[DATA FOR THIS EXERCISE — start]

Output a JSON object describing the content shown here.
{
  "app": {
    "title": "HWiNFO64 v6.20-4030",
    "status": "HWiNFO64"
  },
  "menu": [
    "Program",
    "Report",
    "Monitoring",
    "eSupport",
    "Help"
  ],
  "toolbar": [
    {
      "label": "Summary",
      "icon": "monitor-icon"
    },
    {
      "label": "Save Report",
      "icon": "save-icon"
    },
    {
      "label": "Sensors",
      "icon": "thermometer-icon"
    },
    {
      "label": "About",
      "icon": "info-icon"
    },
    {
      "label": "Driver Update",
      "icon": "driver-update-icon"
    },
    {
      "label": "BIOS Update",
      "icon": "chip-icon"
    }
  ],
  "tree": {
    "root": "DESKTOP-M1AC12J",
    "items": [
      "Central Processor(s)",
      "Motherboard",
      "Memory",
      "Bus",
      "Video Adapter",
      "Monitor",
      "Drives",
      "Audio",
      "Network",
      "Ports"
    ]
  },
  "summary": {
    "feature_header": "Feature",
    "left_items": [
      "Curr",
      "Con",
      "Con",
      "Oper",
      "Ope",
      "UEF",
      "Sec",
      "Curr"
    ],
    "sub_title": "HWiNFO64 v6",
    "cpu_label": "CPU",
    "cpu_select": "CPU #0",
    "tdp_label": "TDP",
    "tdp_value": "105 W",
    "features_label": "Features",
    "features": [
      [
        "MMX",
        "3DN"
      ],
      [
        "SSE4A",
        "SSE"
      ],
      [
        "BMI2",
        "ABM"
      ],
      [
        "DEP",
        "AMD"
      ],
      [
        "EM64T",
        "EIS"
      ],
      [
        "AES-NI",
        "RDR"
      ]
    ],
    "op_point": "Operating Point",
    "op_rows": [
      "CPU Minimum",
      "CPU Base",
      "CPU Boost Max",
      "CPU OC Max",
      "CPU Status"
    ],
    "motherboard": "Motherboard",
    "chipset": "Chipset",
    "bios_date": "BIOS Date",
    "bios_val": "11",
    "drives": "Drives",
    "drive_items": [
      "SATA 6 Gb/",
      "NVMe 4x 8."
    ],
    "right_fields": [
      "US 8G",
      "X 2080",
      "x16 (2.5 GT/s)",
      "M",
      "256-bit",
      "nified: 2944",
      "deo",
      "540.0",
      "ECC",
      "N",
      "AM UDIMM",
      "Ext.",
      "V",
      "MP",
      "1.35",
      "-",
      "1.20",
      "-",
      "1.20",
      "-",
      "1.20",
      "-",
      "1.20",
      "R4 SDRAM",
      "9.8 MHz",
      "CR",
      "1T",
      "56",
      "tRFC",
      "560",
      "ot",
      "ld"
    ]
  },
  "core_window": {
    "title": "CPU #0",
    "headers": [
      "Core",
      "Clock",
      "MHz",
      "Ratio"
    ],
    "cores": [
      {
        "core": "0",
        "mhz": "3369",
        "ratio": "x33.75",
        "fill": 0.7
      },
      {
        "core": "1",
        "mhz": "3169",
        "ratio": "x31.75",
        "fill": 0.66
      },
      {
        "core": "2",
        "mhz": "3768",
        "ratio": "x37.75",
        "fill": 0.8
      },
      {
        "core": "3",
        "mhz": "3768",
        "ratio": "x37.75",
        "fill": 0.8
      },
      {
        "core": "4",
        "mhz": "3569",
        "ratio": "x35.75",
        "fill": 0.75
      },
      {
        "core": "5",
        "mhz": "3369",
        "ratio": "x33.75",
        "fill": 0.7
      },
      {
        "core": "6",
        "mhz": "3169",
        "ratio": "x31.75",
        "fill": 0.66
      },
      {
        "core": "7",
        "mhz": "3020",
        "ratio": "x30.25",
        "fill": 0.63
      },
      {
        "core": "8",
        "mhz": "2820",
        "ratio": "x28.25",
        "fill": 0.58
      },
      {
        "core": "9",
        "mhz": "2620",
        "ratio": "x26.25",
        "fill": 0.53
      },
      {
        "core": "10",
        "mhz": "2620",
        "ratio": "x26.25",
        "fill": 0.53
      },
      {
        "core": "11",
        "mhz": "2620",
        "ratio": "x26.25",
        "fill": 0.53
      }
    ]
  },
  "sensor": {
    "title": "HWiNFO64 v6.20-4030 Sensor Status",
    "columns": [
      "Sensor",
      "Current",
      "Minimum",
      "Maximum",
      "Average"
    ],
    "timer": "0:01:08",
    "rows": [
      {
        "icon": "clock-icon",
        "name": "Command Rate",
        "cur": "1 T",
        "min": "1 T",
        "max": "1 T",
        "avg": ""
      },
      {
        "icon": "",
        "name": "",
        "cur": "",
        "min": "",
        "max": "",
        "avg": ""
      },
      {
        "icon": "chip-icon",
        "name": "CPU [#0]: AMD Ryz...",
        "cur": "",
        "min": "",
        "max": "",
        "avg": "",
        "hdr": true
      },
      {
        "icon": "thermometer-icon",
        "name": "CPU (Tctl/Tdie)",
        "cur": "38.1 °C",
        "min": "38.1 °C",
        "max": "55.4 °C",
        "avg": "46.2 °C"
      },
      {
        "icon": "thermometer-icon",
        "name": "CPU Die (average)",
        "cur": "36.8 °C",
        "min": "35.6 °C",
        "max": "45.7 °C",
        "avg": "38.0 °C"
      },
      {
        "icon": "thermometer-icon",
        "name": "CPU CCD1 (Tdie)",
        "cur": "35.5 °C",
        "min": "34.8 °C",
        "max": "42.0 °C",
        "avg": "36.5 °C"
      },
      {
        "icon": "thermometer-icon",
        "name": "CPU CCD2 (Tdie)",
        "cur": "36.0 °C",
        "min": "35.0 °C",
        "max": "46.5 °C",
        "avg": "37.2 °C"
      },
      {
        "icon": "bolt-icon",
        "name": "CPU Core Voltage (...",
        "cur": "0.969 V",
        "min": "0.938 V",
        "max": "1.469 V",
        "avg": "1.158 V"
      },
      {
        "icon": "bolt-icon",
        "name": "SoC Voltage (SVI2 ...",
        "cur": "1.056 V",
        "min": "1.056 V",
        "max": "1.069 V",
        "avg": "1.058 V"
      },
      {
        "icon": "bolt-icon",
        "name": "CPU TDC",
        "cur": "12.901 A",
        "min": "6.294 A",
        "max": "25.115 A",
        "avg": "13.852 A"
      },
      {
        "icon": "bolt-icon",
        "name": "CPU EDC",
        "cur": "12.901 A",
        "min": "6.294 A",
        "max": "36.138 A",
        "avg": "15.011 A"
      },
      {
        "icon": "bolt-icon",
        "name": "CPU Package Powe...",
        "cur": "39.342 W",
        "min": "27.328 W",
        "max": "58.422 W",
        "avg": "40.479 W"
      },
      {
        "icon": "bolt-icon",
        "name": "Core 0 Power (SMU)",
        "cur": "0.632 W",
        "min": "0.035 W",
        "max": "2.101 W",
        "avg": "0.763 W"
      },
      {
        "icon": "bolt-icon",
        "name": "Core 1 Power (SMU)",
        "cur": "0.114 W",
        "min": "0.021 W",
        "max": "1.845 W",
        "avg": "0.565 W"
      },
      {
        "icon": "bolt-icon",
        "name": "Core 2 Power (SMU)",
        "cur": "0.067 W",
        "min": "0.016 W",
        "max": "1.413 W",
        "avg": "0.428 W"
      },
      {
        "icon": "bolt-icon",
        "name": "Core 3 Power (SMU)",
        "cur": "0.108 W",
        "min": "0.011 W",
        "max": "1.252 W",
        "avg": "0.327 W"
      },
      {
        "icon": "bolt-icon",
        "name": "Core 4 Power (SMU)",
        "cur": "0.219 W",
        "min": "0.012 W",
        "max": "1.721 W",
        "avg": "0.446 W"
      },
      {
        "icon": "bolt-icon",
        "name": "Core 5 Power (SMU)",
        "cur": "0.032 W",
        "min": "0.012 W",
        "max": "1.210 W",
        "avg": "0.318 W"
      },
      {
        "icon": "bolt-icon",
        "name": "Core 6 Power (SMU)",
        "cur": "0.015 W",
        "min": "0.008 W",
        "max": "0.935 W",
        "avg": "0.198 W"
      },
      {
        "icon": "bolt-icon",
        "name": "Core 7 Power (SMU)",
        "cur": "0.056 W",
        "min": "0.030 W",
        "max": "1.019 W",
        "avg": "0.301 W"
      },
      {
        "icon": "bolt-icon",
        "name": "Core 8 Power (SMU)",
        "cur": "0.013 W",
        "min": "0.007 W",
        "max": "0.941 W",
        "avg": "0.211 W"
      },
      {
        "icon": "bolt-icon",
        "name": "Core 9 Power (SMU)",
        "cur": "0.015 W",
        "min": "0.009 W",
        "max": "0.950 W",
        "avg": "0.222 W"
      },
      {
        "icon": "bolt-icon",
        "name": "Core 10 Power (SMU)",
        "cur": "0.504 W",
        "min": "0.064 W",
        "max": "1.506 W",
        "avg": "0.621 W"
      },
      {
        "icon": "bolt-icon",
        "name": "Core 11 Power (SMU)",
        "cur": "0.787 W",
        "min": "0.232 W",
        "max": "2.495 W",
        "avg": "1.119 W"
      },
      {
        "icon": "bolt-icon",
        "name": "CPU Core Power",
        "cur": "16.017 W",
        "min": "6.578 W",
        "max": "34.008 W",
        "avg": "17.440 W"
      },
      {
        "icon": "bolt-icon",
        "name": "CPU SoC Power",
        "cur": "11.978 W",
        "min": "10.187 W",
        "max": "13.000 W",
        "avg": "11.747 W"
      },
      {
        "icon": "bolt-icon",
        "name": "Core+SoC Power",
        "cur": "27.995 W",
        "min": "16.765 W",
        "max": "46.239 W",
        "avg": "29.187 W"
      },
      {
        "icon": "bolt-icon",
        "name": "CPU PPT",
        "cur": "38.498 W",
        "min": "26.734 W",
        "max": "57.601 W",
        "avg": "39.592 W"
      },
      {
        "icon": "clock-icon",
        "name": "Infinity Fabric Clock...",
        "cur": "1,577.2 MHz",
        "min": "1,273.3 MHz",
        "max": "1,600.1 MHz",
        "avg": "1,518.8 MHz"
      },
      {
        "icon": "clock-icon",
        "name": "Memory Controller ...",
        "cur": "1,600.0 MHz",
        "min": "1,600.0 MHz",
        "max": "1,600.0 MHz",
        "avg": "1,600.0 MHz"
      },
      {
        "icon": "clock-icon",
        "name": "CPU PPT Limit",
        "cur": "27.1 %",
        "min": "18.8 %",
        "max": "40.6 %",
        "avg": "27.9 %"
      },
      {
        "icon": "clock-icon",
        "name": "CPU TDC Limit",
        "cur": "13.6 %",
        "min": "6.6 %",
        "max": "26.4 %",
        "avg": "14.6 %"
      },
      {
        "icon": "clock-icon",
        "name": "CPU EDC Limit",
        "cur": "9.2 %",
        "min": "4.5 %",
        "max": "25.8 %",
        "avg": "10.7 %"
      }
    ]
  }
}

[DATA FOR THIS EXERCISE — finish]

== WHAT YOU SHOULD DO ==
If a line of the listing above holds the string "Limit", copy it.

== TASK RESPONSE ==
        "name": "CPU PPT Limit",
        "name": "CPU TDC Limit",
        "name": "CPU EDC Limit",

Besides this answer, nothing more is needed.